It looks like an overhead press, but it's really one of the most brutal core exercises you can do. Check it out.

When you've been training for a long time, it can be challenging to find exercises that get you excited. For me, if an exercise makes my core scream for mercy I immediately want to get better at it. Why? Because I've found a gap in my strength and I need to remedy that. Here's a new one that has me excited:

The Offset Barbell Press

The offset barbell press is really unique in that the weight of the bar isn't the issue: it's the leverage. To do this press, you really don't need a lot of weight. You stand at one end of the bar, with one hand almost touching the sleeve, and press straight up. That's it.

Since the weight is so far from your center of mass and offset to one side, you actually have to pull with the furthest arm while pressing to prevent the barbell from tipping.
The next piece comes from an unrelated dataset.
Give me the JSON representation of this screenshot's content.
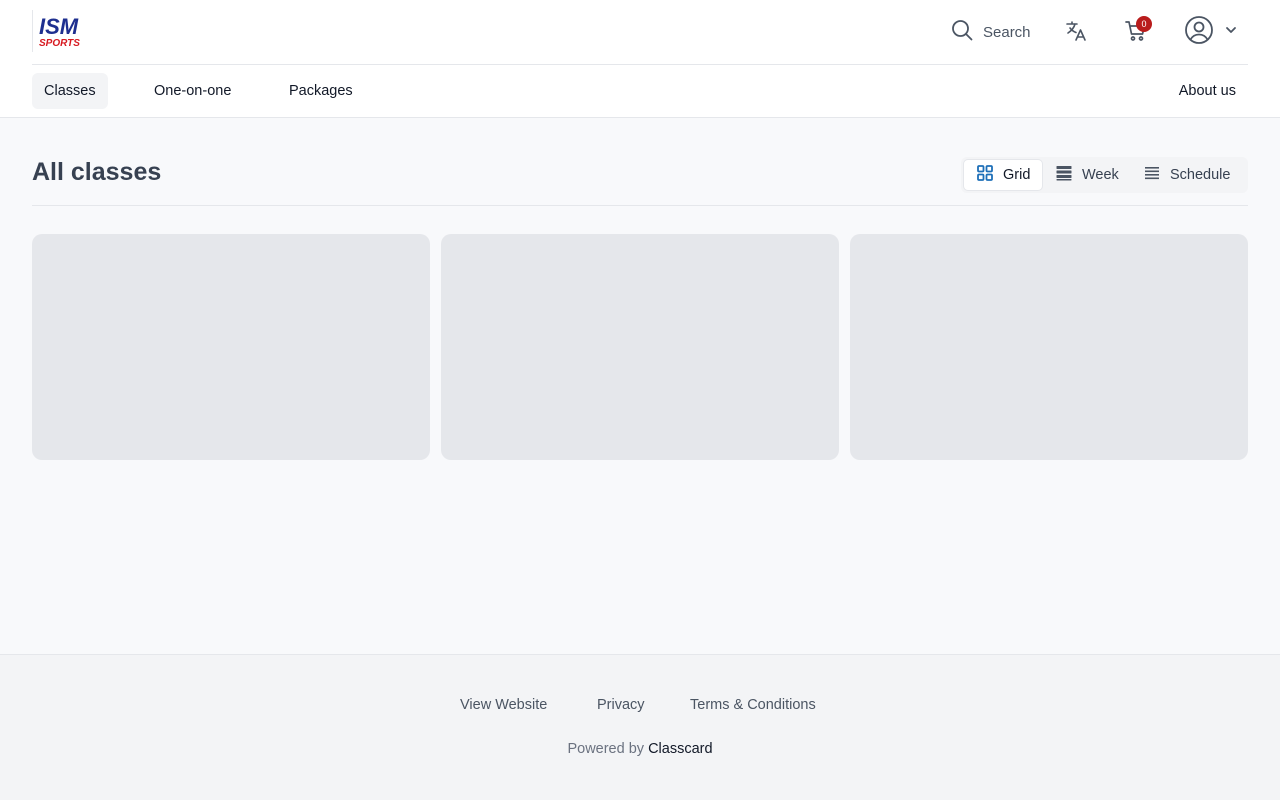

It's like a standing-side-plank-half-pull-up and press – a truly unique movement that gets your body thinking!

Start with an empty barbell. As you get more comfortable, add fractional plates to the offset end of the bar. A few sets of this and your abs and brain will be mush.

Offset presses are a quick warm-up for a pressing day or a core workout in their own right. Here's how to do them:
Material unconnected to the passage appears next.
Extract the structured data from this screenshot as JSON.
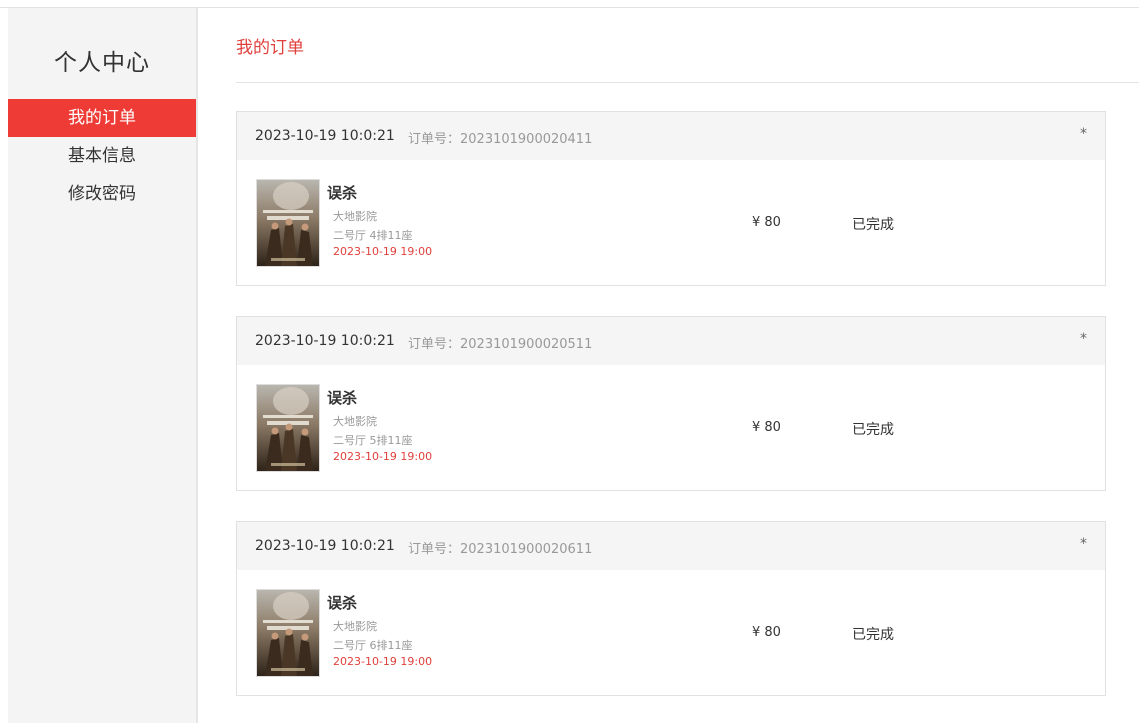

  1. Set up in a rack with the barbell more out to one side, leaving space for your hand on the other side.
  2. Put a small amount of weight on the very end of the other side (or none if it's your first go). I recommend double clipping it just in case you press at an angle.
  3. Grab the barbell at the opposite side to the weight and brace hard. Do not rush your walkout. Slowly step back into your standard strict press position.
  4. Press with control very slowly and keep the bar completely straight at all times. Push with the closest arm; pull with the furthest arm.
  5. Aim to do 5 sets for each side. Do however many reps you can keep braced for – minimum of 3 reps: this isn't a one-rep max exercise.
Tom Morrison is a British weightlifting coach, martial artist, and CrossFit trainer and competitor. Tom works with athletes on prerequisite movement capabilities for optimal strength, performance, and reduced risk of injury.  Follow Tom Morrison on Facebook